The French agriculture ministry also said Monday that on July 28 a poultry farm at Pas-de-Calais in northern France was put under surveillance after the farmer told authorities a Belgian supplier had provided him with the tainted product in question.
The ministry said no eggs from the farm have been sent to market and that the results of testing there should be known by the end of the week.
Meanwhile Dutch farming organisation LTO said several million hens may need to be culled at 150 companies in the country, with 300,000 having already been killed.
An LTO spokesman said they “had to be eliminated because of contamination”.
– ‘Complete transparency’ –
Dutch authorities have shuttered 138 poultry farms — about a fifth of those across the country — and warned that eggs from another 59 farms contained high enough levels of fipronil that they should not be eaten by children.

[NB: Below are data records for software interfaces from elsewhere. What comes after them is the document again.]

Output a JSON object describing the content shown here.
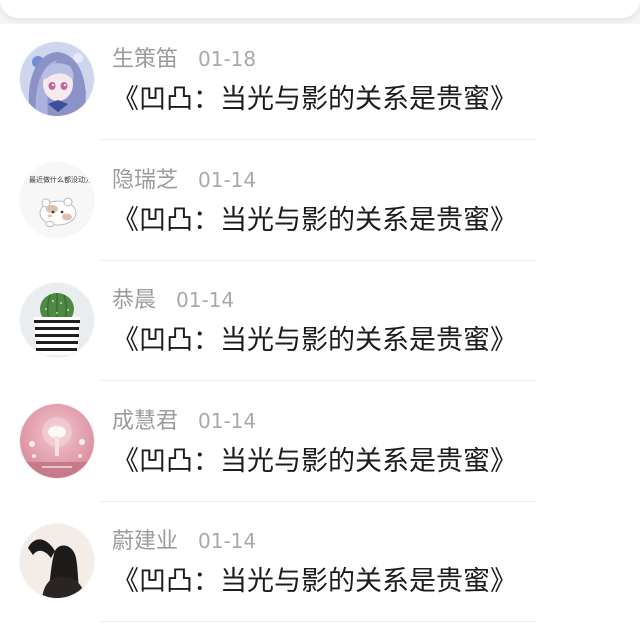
{
  "comments": [
    {
      "user": "生策笛",
      "date": "01-18",
      "title": "《凹凸：当光与影的关系是贵蜜》",
      "avatar": "anime-girl-avatar"
    },
    {
      "user": "隐瑞芝",
      "date": "01-14",
      "title": "《凹凸：当光与影的关系是贵蜜》",
      "avatar": "hamster-sticker-avatar",
      "avatar_caption": "最近做什么都没动力。"
    },
    {
      "user": "恭晨",
      "date": "01-14",
      "title": "《凹凸：当光与影的关系是贵蜜》",
      "avatar": "cactus-pot-avatar"
    },
    {
      "user": "成慧君",
      "date": "01-14",
      "title": "《凹凸：当光与影的关系是贵蜜》",
      "avatar": "pink-lamp-avatar"
    },
    {
      "user": "蔚建业",
      "date": "01-14",
      "title": "《凹凸：当光与影的关系是贵蜜》",
      "avatar": "silhouette-avatar"
    }
  ],
  "colors": {
    "username": "#9b9b9b",
    "date": "#a9a9a9",
    "title": "#1c1c1c",
    "divider": "#eeeeee"
  }
}
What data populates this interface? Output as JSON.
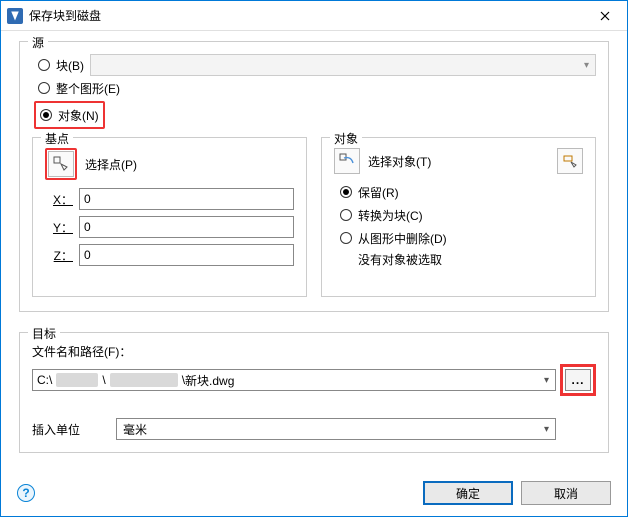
{
  "window": {
    "title": "保存块到磁盘"
  },
  "source": {
    "legend": "源",
    "block": {
      "label": "块(B)",
      "checked": false
    },
    "entire": {
      "label": "整个图形(E)",
      "checked": false
    },
    "objects": {
      "label": "对象(N)",
      "checked": true
    }
  },
  "basepoint": {
    "legend": "基点",
    "pick_label": "选择点(P)",
    "x_label": "X：",
    "x": "0",
    "y_label": "Y：",
    "y": "0",
    "z_label": "Z：",
    "z": "0"
  },
  "object": {
    "legend": "对象",
    "pick_label": "选择对象(T)",
    "retain": {
      "label": "保留(R)",
      "checked": true
    },
    "convert": {
      "label": "转换为块(C)",
      "checked": false
    },
    "delete": {
      "label": "从图形中删除(D)",
      "checked": false
    },
    "note": "没有对象被选取"
  },
  "target": {
    "legend": "目标",
    "path_label": "文件名和路径(F)：",
    "path_prefix": "C:\\",
    "path_suffix": "新块.dwg",
    "browse": "...",
    "units_label": "插入单位",
    "units_value": "毫米"
  },
  "footer": {
    "help": "?",
    "ok": "确定",
    "cancel": "取消"
  }
}
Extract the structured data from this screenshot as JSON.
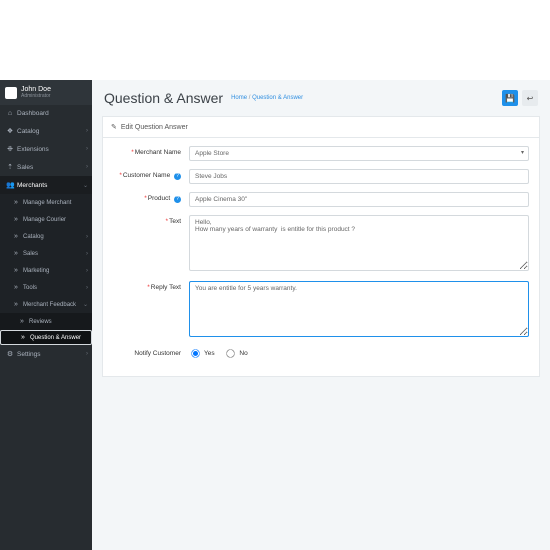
{
  "user": {
    "name": "John Doe",
    "role": "Administrator"
  },
  "nav": {
    "dashboard": "Dashboard",
    "catalog": "Catalog",
    "extensions": "Extensions",
    "sales": "Sales",
    "merchants": "Merchants",
    "manage_merchant": "Manage Merchant",
    "manage_courier": "Manage Courier",
    "m_catalog": "Catalog",
    "m_sales": "Sales",
    "marketing": "Marketing",
    "tools": "Tools",
    "merchant_feedback": "Merchant Feedback",
    "reviews": "Reviews",
    "qa": "Question & Answer",
    "settings": "Settings"
  },
  "header": {
    "title": "Question & Answer",
    "bc_home": "Home",
    "bc_sep": " / ",
    "bc_current": "Question & Answer"
  },
  "panel": {
    "title": "Edit Question Answer"
  },
  "form": {
    "merchant_label": "Merchant Name",
    "merchant_value": "Apple Store",
    "customer_label": "Customer Name",
    "customer_value": "Steve Jobs",
    "product_label": "Product",
    "product_value": "Apple Cinema 30\"",
    "text_label": "Text",
    "text_value": "Hello,\nHow many years of warranty  is entitle for this product ?",
    "reply_label": "Reply Text",
    "reply_value": "You are entitle for 5 years warranty.",
    "notify_label": "Notify Customer",
    "yes": "Yes",
    "no": "No"
  }
}
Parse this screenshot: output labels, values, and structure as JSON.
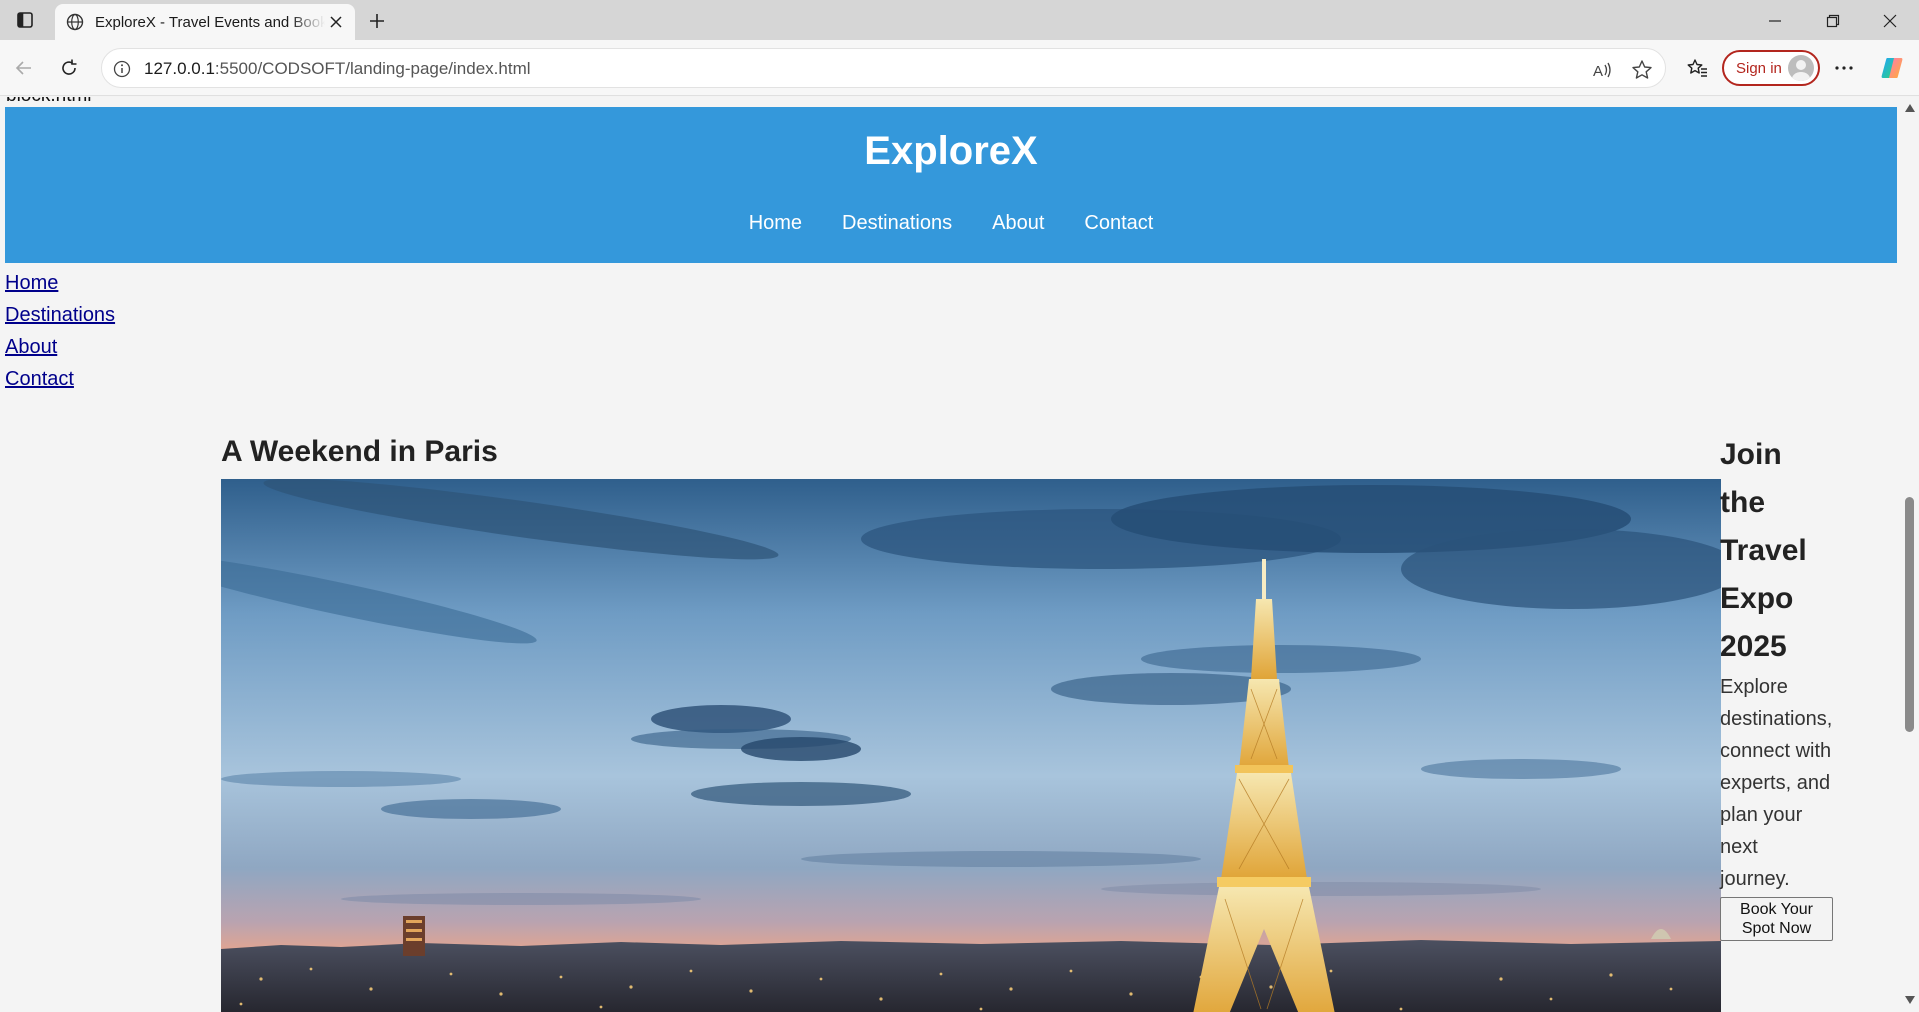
{
  "browser": {
    "tab_title": "ExploreX - Travel Events and Booking",
    "url_host": "127.0.0.1",
    "url_path": ":5500/CODSOFT/landing-page/index.html",
    "sign_in_label": "Sign in"
  },
  "page": {
    "previous_text": "block.html",
    "logo": "ExploreX",
    "nav": [
      "Home",
      "Destinations",
      "About",
      "Contact"
    ],
    "plain_links": [
      "Home",
      "Destinations",
      "About",
      "Contact"
    ],
    "event_title": "A Weekend in Paris",
    "promo": {
      "title_lines": [
        "Join",
        "the",
        "Travel",
        "Expo",
        "2025"
      ],
      "desc_lines": [
        "Explore",
        "destinations,",
        "connect with",
        "experts, and",
        "plan your",
        "next",
        "journey."
      ],
      "button_lines": [
        "Book Your",
        "Spot Now"
      ]
    }
  },
  "colors": {
    "header_bg": "#3498db",
    "link": "#00008b",
    "signin_accent": "#b3261e"
  },
  "icons": [
    "tab-actions-icon",
    "globe-icon",
    "close-icon",
    "plus-icon",
    "minimize-icon",
    "restore-icon",
    "back-arrow-icon",
    "refresh-icon",
    "info-icon",
    "read-aloud-icon",
    "star-icon",
    "favorites-icon",
    "more-icon",
    "copilot-icon"
  ]
}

Belgium currently has production blocked from 51 farms — a quarter of those nationwide — with fipronil found at 21 farms, although levels were ten times below the maximum EU limit, the country’s food safety authority AFSCA said.
Belgium’s agriculture minister meanwhile said he had ordered the agency to report by Tuesday on why it failed to notify neighbouring countries until July 20 despite knowing about fipronil contamination since June.
Denis Ducarme said in a statement he had told AFSCA to produce a “report on the circumstances of the agency’s actions since the first information it received about the fipronil problem”
Facing pressure from Germany and the Netherlands, Ducarme promised “complete transparency”.
Belgian officials admitted on Saturday they had kept the problem under wraps and failed to trigger the EU’s international food safety alert system, but said it was because of a fraud probe.
Germany has demanded an explanation from Belgium about why the issue was kept covered up.
Fipronil is commonly used in veterinary products to get rid of fleas, lice and ticks. But it is banned from being used to treat animals destined for human consumption, such as chickens.
The substance is absorbed into the skin or feathers of chickens and then passes into the eggs.
In large quantities, the insecticide is considered “moderately hazardous” by the World Health Organization, and can have dangerous effects on people’s kidneys, liver and thyroid glands.